Data provided:
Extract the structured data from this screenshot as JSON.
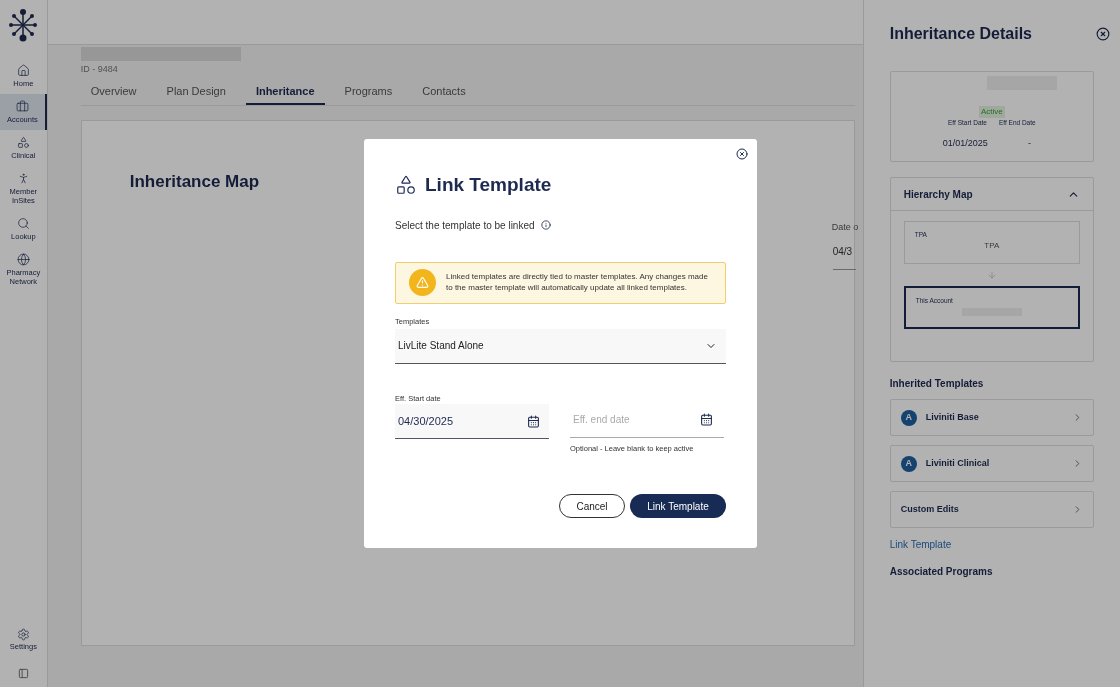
{
  "sidebar": {
    "items": [
      {
        "label": "Home",
        "selected": false
      },
      {
        "label": "Accounts",
        "selected": true
      },
      {
        "label": "Clinical",
        "selected": false
      },
      {
        "label": "Member InSites",
        "selected": false
      },
      {
        "label": "Lookup",
        "selected": false
      },
      {
        "label": "Pharmacy Network",
        "selected": false
      }
    ],
    "footer": [
      {
        "label": "Settings"
      }
    ]
  },
  "account": {
    "id": "ID - 9484"
  },
  "tabs": [
    {
      "label": "Overview",
      "selected": false
    },
    {
      "label": "Plan Design",
      "selected": false
    },
    {
      "label": "Inheritance",
      "selected": true
    },
    {
      "label": "Programs",
      "selected": false
    },
    {
      "label": "Contacts",
      "selected": false
    }
  ],
  "main": {
    "title": "Inheritance Map",
    "column_label": "Date o",
    "column_value": "04/3"
  },
  "modal": {
    "title": "Link Template",
    "subtitle": "Select the template to be linked",
    "warning": "Linked templates are directly tied to master templates. Any changes made to the master template will automatically update all linked templates.",
    "templates_label": "Templates",
    "templates_value": "LivLite Stand Alone",
    "start_label": "Eff. Start date",
    "start_value": "04/30/2025",
    "end_placeholder": "Eff. end date",
    "end_hint": "Optional - Leave blank to keep active",
    "cancel": "Cancel",
    "submit": "Link Template"
  },
  "panel": {
    "title": "Inheritance Details",
    "status": "Active",
    "start_label": "Eff Start Date",
    "end_label": "Eff End Date",
    "start_value": "01/01/2025",
    "end_value": "-",
    "hierarchy_title": "Hierarchy Map",
    "hierarchy_expanded": true,
    "nodes": [
      {
        "label": "TPA",
        "value": "TPA",
        "selected": false
      },
      {
        "label": "This Account",
        "selected": true
      }
    ],
    "inherited_title": "Inherited Templates",
    "templates": [
      {
        "name": "Liviniti Base",
        "badge": "A"
      },
      {
        "name": "Liviniti Clinical",
        "badge": "A"
      },
      {
        "name": "Custom Edits"
      }
    ],
    "link": "Link Template",
    "associated_title": "Associated Programs"
  }
}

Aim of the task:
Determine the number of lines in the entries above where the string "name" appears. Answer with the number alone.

Expected output:
3